SANTA CRUZ SENTINEL
Santa Cruz’s Privates Beach coastal access dispute winds down
The entrance to the surf break had been through the locked gate since the 1960s.
(Dan Coyro “” Santa Cruz Sentinel)
By JESSICA A. YORK | firstname.lastname@example.org | Santa Cruz Sentinel
PUBLISHED: November 30, 2018 at 4:56 pm | UPDATED: November 30, 2018 at 5:07 pm
LIVE OAK “” Once asserting that it did not need new permission to keep the small “Privates” beach locked and privately accessible, the Opal Cliffs Recreation District agreed this week to maintain free daily coastal access, with a scaled back security gate in place by summer.
The well-maintained beach courtyard with stairway beach access, located off Opal Cliffs Drive between Pleasure Point and Capitola, has been open during the daytime for most of the past two years’ dispute. Previously, users were able to purchase a keycard at a local surf shop for about $100 a year. Fees were used to fund such things as the recreation district’s property maintenance, stairway upkeep and gate attendants.

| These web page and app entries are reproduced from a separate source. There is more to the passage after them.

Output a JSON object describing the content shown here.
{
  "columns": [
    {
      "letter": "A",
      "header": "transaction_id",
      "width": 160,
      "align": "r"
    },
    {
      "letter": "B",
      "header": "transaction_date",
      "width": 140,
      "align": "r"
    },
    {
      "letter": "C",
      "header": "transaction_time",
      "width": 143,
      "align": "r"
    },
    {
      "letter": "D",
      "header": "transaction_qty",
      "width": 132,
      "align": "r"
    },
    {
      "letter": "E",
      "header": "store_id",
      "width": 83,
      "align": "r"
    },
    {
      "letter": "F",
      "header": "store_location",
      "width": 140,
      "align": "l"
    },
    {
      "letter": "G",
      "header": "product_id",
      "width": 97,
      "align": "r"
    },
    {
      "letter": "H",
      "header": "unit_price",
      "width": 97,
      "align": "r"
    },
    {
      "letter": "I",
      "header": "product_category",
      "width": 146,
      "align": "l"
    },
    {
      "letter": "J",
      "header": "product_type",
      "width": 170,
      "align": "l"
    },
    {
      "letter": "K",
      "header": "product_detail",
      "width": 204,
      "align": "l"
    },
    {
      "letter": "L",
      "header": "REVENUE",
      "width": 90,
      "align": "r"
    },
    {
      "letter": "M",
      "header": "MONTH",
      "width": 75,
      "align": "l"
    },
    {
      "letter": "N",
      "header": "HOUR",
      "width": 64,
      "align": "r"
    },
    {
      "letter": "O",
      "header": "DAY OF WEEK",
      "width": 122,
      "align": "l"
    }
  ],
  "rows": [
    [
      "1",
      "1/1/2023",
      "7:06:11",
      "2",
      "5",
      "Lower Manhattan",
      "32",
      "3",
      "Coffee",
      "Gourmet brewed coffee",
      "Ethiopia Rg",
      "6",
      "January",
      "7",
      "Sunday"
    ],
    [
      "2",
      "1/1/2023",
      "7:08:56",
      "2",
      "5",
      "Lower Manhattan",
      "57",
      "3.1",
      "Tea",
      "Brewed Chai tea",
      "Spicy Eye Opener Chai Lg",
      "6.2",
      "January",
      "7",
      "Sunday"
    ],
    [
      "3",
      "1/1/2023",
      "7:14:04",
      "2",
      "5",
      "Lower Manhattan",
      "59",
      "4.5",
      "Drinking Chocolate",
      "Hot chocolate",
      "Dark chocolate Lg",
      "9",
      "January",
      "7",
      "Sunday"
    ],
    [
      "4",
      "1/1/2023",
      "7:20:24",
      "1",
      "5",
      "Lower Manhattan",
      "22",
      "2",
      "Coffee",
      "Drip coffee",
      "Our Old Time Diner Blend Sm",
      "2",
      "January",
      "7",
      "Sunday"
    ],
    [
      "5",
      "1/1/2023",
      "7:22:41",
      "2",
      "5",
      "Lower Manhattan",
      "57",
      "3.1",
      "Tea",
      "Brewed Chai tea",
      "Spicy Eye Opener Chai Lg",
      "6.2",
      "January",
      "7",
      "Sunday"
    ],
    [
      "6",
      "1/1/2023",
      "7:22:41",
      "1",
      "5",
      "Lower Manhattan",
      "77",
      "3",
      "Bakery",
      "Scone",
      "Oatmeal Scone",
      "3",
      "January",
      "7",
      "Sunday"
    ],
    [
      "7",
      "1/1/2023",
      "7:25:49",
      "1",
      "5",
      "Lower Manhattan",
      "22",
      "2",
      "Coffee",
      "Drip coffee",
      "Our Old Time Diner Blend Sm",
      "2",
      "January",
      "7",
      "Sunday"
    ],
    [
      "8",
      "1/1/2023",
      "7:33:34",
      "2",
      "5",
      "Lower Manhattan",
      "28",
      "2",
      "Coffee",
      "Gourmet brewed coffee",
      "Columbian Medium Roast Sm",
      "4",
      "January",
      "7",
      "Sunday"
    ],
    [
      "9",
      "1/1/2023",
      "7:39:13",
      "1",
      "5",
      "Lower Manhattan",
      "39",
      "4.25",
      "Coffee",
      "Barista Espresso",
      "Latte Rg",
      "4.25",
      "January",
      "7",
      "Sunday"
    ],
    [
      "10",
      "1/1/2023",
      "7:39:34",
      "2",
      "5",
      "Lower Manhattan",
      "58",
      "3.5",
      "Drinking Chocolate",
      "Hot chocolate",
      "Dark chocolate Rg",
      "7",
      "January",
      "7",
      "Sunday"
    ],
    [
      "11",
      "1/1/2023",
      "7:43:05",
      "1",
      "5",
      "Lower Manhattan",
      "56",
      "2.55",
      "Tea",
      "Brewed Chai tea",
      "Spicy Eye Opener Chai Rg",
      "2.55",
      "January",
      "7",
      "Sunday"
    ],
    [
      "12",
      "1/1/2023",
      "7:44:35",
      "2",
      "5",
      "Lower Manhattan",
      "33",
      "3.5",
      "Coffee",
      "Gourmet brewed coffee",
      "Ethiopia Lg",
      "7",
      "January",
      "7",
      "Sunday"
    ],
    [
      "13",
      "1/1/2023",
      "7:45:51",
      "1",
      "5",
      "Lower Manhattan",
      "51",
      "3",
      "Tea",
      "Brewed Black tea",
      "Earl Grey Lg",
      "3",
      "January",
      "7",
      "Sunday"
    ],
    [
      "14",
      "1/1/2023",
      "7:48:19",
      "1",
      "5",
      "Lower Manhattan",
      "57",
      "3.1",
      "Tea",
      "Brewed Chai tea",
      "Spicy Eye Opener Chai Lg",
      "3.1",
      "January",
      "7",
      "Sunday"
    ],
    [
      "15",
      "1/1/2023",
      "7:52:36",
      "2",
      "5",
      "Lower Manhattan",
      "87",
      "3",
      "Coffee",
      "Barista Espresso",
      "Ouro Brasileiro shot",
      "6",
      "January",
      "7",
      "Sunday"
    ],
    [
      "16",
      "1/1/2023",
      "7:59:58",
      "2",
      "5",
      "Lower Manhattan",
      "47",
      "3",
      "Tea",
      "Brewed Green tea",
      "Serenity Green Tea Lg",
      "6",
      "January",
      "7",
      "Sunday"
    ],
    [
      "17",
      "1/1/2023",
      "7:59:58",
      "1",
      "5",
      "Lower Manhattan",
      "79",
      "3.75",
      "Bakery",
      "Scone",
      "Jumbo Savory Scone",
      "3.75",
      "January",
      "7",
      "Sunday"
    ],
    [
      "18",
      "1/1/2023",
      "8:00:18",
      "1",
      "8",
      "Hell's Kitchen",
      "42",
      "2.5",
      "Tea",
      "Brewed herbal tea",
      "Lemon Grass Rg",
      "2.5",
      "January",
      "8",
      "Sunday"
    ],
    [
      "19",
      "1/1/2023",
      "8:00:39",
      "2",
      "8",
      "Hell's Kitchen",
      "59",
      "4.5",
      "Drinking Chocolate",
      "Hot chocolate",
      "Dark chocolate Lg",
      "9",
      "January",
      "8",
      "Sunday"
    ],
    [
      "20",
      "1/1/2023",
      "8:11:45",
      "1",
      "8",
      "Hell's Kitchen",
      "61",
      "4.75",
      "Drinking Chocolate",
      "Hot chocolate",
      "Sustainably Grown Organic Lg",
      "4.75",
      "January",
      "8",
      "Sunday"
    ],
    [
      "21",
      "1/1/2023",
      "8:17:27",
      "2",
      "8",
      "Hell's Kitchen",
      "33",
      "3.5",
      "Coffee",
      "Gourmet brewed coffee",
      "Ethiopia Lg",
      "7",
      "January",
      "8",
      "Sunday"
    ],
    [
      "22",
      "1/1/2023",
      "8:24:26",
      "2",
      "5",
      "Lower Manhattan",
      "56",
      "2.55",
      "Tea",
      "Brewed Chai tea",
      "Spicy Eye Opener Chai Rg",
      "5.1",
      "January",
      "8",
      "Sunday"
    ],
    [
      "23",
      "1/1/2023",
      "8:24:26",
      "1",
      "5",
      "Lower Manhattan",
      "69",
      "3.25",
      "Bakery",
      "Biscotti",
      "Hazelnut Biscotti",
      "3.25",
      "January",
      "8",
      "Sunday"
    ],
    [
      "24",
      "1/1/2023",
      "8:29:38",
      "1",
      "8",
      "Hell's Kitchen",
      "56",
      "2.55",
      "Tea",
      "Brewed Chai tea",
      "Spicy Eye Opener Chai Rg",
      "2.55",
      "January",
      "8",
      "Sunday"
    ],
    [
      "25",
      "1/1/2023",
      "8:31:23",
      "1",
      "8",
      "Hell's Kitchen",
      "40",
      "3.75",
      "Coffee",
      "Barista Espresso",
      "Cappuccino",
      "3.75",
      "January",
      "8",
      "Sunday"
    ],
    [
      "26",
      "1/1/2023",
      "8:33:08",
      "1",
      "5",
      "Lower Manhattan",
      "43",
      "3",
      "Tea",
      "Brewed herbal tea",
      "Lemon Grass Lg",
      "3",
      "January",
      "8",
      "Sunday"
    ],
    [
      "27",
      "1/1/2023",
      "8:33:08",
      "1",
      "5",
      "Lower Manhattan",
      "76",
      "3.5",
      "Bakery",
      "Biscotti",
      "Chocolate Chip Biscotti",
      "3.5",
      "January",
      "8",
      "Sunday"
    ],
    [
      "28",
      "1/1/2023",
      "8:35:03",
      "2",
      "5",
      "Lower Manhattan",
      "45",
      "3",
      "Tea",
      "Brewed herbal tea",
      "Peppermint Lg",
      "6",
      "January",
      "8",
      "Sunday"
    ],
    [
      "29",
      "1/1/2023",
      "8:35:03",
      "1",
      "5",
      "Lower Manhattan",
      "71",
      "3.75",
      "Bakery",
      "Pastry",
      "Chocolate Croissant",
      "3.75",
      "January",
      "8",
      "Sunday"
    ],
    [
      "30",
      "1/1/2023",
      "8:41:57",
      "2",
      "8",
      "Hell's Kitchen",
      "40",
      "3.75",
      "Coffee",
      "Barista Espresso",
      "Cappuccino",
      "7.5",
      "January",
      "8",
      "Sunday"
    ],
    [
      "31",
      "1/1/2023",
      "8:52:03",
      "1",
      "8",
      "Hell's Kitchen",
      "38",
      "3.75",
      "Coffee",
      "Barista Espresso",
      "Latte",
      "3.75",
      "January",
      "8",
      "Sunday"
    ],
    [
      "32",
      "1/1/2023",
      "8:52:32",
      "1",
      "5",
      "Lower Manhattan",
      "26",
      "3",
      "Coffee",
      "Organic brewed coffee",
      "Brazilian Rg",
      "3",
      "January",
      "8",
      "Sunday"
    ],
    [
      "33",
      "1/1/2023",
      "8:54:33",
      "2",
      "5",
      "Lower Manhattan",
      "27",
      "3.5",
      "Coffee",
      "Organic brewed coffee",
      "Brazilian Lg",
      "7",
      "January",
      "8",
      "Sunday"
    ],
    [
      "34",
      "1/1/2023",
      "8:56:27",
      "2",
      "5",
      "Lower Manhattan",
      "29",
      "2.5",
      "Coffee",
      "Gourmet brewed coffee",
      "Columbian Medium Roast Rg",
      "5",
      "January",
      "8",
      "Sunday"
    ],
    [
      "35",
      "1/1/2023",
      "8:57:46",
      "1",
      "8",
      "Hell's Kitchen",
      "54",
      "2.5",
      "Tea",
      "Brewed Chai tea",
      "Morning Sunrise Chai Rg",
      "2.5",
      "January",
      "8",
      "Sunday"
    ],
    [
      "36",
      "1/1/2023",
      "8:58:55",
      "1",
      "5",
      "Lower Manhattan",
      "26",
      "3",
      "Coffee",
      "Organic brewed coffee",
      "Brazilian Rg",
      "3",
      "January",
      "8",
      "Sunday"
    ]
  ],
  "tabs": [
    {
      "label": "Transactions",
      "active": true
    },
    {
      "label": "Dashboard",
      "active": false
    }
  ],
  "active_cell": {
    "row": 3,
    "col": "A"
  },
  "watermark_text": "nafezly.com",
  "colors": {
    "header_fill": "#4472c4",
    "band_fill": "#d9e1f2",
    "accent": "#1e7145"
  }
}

Coastal Commission enforcement supervisor Pat Veersart, who has been overseeing the Opal Cliffs Recreation District debate for years, said he was cautiously optimistic about the remaining process, and looks forward to the district’s follow-through in applying to Santa Cruz County for a coastal development permit by Jan. 15. Privates, said Veesart, features the only public park in the state charging for coastal access “” meaning the case carries statewide implications.
“I think the district has come a long ways and the county has come a long ways. I think we’re very close to actually resolving an issue that’s been a problem for quite some time and I think that ultimately it’s the public that’s going to benefit from this,” Veesart said. “I’m really quite pleased.”
If enacted, a written agreement between the recreation district, the California Coastal Commission and the Santa Cruz County Planning Department would put to rest a decade-old coastal public access dispute that came to a head in June 2016. Then, after the Coastal Commission challenged county permit approvals given last year, the district opted to withdraw its application to align park infrastructure to Coastal Act provisions in July.
Mark Massara, attorney and spokesman for the recreation district, said Friday that the district is looking forward to a “collaborative process” with Santa Cruz County and the Coastal Commission staff, primarily in finding sources of future park funding.
“We can’t engage in any agreement that requires us to fund the park with no revenue,” Massara said. “That would be fiscally irresponsible and illegal for a public district to do that.”
“You’ve got to understand, we’ve been operating this park for 60 years,” Massara added. “We have a proven track record of being able to raise money and maintain the park. They’re introducing a new way of operating the park, which will involve no income whatsoever. So suddenly it becomes very important that everyone put their heads together about how the park is going to be funded.”
Immediate required changes at the Privates gate include tying the existing fence’s magnetized gate door open, removing existing signage and permission to install a new donation box. The district coastal permit application is to include changes such as replacement of the existing 9-foot magnetic locking gate with something 6 feet or lower, and finding a way to allow park egress during overnight locked-gate hours.